Photos of the brutalized woman, forced by China’s family planning officials at 7 months gestation to undergo a chemical abortion, and the aborted child laid at her side went viral in early June just weeks after Chinese dissident Chen Guangcheng was allowed to leave China for safe harbor in the United States on May 19. Chen had endured years of imprisonment and harassment from Chinese authorities after exposing the brutality of forced abortions just behind China’s One Child, One Family policy.
The victim in this most recent case, from Shanxi Province, Feng Jianmei, was allegedly beaten and abducted by a group of family planning officials while her husband, Deng Jiyuan, was out working. The family could not produce the RMB 40,000 (about $6,400) in fines demanded because of an unauthorized second pregnancy. When they did not receive the money, officials chemically aborted Feng’s child at seven months, laying the body of her aborted baby next to her in the bed.
When family members posted a photo of the mother and child, it quickly produced outrage across China; the topic “induced abortion of seven-month pregnancy” rapidly became the most searched term on Chinese servers. Hundreds of thousands viewed the images and local municipal authorities were forced to acknowledge the forced abortion, attempting to fix blame on an overzealous family planning committee.
The forced abortion was even condemned by official publications such as Beijing’s Global Times. The paper quoted a Beijing-based lawyer Zhang Kai who called the treatment flatly “inhumane” and “an infringement of human rights.” Zhang said that he has received letters from some 20 women forced to have abortions nationwide since he wrote about Feng's experience on his microblog.

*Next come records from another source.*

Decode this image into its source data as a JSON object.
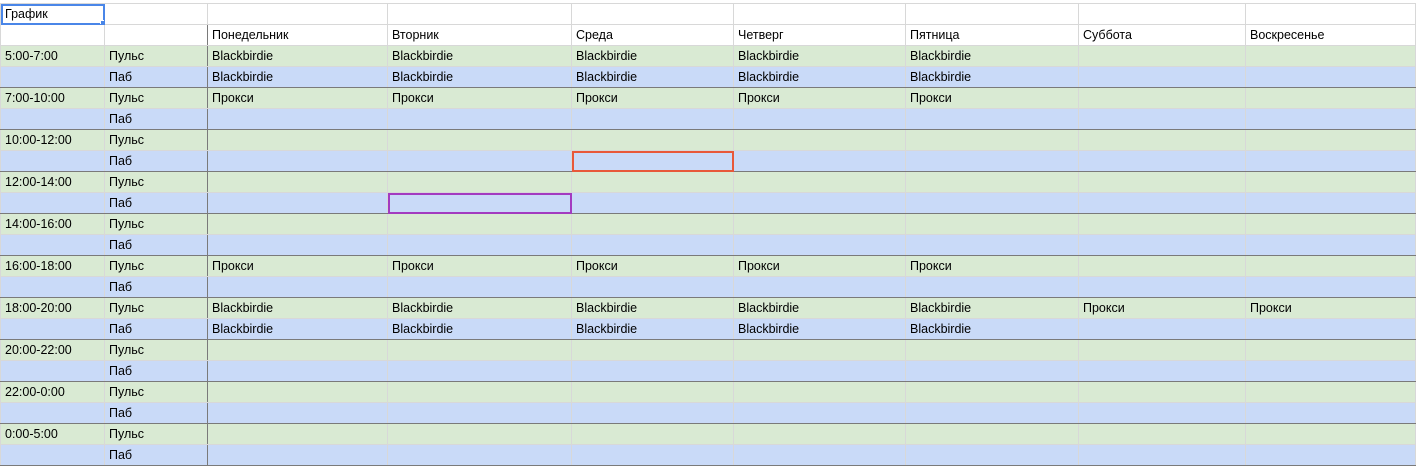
{
  "sheet": {
    "title_cell": "График",
    "header": [
      "",
      "",
      "Понедельник",
      "Вторник",
      "Среда",
      "Четверг",
      "Пятница",
      "Суббота",
      "Воскресенье"
    ],
    "rows": [
      [
        "5:00-7:00",
        "Пульс",
        "Blackbirdie",
        "Blackbirdie",
        "Blackbirdie",
        "Blackbirdie",
        "Blackbirdie",
        "",
        ""
      ],
      [
        "",
        "Паб",
        "Blackbirdie",
        "Blackbirdie",
        "Blackbirdie",
        "Blackbirdie",
        "Blackbirdie",
        "",
        ""
      ],
      [
        "7:00-10:00",
        "Пульс",
        "Прокси",
        "Прокси",
        "Прокси",
        "Прокси",
        "Прокси",
        "",
        ""
      ],
      [
        "",
        "Паб",
        "",
        "",
        "",
        "",
        "",
        "",
        ""
      ],
      [
        "10:00-12:00",
        "Пульс",
        "",
        "",
        "",
        "",
        "",
        "",
        ""
      ],
      [
        "",
        "Паб",
        "",
        "",
        "",
        "",
        "",
        "",
        ""
      ],
      [
        "12:00-14:00",
        "Пульс",
        "",
        "",
        "",
        "",
        "",
        "",
        ""
      ],
      [
        "",
        "Паб",
        "",
        "",
        "",
        "",
        "",
        "",
        ""
      ],
      [
        "14:00-16:00",
        "Пульс",
        "",
        "",
        "",
        "",
        "",
        "",
        ""
      ],
      [
        "",
        "Паб",
        "",
        "",
        "",
        "",
        "",
        "",
        ""
      ],
      [
        "16:00-18:00",
        "Пульс",
        "Прокси",
        "Прокси",
        "Прокси",
        "Прокси",
        "Прокси",
        "",
        ""
      ],
      [
        "",
        "Паб",
        "",
        "",
        "",
        "",
        "",
        "",
        ""
      ],
      [
        "18:00-20:00",
        "Пульс",
        "Blackbirdie",
        "Blackbirdie",
        "Blackbirdie",
        "Blackbirdie",
        "Blackbirdie",
        "Прокси",
        "Прокси"
      ],
      [
        "",
        "Паб",
        "Blackbirdie",
        "Blackbirdie",
        "Blackbirdie",
        "Blackbirdie",
        "Blackbirdie",
        "",
        ""
      ],
      [
        "20:00-22:00",
        "Пульс",
        "",
        "",
        "",
        "",
        "",
        "",
        ""
      ],
      [
        "",
        "Паб",
        "",
        "",
        "",
        "",
        "",
        "",
        ""
      ],
      [
        "22:00-0:00",
        "Пульс",
        "",
        "",
        "",
        "",
        "",
        "",
        ""
      ],
      [
        "",
        "Паб",
        "",
        "",
        "",
        "",
        "",
        "",
        ""
      ],
      [
        "0:00-5:00",
        "Пульс",
        "",
        "",
        "",
        "",
        "",
        "",
        ""
      ],
      [
        "",
        "Паб",
        "",
        "",
        "",
        "",
        "",
        "",
        ""
      ]
    ]
  },
  "colors": {
    "pulse_row": "#d9ead3",
    "pub_row": "#c9daf8",
    "active_selection": "#4a86e8",
    "collaborator_1": "#e8583a",
    "collaborator_2": "#a33bc0"
  }
}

Human rights groups in China and around the world are also questioning the death of a top union leader and dissident who officials say hanged himself in a hospital on June 13. The Justice and Peace Commission of the Catholic Diocese of Hong Kong joined other rights groups to protest the death of Li Wangyang in front of the Liaison Office of the central government in Hong Kong.
Li, who was jailed for 21 years for his involvement in the Tiananmen Square protests in 1989, was found hanged in his hospital room with a cloth tied around his neck and attached to a window. Chinese officials said that he had killed himself. But his supporters say he was in such poor health, suffering with many illnesses brought about through years of brutal treatment in prison, that he would not have had the strength to hang himself. They say he also had no suicidal leanings. Li had been released from prison last May and transferred to the hospital in Shaoyang city in Hunan province, where he remained under police surveillance. The Hong Kong-based Center for Human Rights and Democracy in China called the death “unusual” in a statement.
“We cannot rule out that security guards monitoring him tortured him to death and faked a suicide,” the statement said.
Cable TV news reporter Lam Kin-shing interviewed Li in hospital on June 2 as part of a report on this year’s commemoration of the Tiananmen Square protests.
He told local media he was concerned that the interview, in which Li promised to continue his work towards democratic reforms in the country even if it endangered his life, could have led to his death.
“That was an assassination,” Lam said.
Family members said it was impossible that Li killed himself.
His sister reported that he had never expressed any desire to kill himself even after more than two decades in prison and suffering severe illness. Less than a week ago, he had told a Hong Kong TV station that he would continue to fight for "a multi-party and democratic society."